__Problem statement__:
In the entries below, find each line with the string "detail" and copy it.

__The input__:
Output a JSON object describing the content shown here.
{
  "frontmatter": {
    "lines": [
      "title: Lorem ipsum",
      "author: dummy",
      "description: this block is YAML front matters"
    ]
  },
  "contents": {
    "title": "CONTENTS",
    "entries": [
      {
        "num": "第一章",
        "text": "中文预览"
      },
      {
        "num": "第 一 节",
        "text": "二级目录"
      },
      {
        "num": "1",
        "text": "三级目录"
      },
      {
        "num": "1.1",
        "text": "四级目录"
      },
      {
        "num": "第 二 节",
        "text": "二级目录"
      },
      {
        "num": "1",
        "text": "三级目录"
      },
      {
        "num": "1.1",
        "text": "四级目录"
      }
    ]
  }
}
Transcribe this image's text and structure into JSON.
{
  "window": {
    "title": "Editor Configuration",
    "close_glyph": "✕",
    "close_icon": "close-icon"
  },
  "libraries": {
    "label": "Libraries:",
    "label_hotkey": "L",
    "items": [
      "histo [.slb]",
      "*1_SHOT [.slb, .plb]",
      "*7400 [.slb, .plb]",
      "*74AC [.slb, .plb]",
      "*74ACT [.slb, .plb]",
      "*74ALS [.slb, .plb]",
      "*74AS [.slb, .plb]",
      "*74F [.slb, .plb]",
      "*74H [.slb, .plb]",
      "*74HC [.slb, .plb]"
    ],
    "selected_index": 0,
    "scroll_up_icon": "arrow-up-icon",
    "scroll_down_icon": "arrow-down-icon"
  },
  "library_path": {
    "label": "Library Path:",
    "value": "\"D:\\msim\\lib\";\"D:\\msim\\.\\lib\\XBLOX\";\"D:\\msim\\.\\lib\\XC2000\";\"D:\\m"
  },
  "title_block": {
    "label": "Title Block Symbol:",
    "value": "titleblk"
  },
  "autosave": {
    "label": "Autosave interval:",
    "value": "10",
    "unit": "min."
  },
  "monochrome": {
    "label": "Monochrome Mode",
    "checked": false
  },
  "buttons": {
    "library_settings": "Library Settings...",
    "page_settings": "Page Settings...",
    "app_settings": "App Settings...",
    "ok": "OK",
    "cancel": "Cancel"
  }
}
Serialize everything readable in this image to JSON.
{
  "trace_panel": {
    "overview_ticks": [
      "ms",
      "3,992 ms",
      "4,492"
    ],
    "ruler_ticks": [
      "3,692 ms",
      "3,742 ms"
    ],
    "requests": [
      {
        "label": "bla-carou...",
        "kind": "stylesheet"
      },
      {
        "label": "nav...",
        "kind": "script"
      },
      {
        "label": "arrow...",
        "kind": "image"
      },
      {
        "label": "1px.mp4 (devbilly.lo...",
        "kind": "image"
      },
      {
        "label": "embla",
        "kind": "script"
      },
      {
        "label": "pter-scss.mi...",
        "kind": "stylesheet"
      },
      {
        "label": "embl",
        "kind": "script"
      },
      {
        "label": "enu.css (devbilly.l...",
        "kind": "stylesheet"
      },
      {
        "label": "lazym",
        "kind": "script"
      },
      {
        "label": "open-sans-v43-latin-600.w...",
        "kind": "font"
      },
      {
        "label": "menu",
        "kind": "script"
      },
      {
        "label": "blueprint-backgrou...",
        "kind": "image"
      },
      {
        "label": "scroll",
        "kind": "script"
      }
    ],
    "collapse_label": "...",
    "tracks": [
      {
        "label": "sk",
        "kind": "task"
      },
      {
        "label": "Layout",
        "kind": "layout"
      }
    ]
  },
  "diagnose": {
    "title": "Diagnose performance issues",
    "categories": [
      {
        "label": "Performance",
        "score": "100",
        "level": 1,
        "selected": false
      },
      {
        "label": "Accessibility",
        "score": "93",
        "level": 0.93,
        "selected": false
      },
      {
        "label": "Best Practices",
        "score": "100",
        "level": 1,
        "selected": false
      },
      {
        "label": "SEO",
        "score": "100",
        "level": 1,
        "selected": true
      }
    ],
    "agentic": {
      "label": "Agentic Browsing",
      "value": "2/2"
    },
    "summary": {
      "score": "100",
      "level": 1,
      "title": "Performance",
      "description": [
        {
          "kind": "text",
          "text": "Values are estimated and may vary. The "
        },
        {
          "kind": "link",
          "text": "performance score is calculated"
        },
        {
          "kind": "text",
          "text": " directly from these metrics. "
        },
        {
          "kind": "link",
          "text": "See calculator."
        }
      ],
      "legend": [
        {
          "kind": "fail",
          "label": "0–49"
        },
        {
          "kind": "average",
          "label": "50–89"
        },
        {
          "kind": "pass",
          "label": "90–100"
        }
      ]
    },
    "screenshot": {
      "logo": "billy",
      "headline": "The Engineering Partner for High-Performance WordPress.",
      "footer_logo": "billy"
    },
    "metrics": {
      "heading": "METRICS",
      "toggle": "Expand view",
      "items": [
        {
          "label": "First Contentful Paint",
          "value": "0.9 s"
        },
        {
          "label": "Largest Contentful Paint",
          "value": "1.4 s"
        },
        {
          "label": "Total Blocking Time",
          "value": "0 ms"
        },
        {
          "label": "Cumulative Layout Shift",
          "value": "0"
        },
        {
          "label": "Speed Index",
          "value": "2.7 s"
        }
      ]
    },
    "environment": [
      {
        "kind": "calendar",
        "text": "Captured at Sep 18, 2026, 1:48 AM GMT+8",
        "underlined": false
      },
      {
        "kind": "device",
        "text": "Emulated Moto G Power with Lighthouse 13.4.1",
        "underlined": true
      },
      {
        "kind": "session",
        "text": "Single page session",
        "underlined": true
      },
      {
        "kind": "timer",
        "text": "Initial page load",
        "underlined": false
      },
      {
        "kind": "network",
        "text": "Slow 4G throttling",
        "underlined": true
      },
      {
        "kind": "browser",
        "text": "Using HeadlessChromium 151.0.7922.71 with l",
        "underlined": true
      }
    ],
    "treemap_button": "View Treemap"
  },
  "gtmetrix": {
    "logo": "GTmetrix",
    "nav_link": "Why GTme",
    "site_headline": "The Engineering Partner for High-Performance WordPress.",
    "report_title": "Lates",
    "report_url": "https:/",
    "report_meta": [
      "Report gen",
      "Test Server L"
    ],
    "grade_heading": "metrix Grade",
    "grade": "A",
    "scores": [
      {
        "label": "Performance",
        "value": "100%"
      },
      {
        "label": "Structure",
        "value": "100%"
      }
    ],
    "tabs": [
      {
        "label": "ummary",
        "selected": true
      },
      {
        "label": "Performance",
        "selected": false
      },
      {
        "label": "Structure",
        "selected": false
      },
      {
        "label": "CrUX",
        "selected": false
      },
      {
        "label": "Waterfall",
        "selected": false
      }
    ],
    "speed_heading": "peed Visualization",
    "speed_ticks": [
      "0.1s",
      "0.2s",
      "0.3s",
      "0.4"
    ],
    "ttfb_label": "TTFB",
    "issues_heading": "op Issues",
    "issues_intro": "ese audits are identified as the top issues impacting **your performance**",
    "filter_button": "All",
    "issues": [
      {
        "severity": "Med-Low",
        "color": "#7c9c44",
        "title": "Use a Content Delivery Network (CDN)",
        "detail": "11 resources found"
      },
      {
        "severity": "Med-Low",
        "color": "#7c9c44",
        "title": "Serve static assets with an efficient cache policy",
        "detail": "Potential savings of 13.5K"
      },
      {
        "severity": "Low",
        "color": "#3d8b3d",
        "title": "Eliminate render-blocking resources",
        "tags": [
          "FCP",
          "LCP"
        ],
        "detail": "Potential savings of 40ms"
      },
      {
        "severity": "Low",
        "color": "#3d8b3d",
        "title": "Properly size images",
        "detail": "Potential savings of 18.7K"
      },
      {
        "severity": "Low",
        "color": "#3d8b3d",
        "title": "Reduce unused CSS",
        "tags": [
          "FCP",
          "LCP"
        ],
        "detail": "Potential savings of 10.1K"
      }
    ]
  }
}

__Response for this exercise__:
        "detail": "11 resources found"
        "detail": "Potential savings of 13.5K"
        "detail": "Potential savings of 40ms"
        "detail": "Potential savings of 18.7K"
        "detail": "Potential savings of 10.1K"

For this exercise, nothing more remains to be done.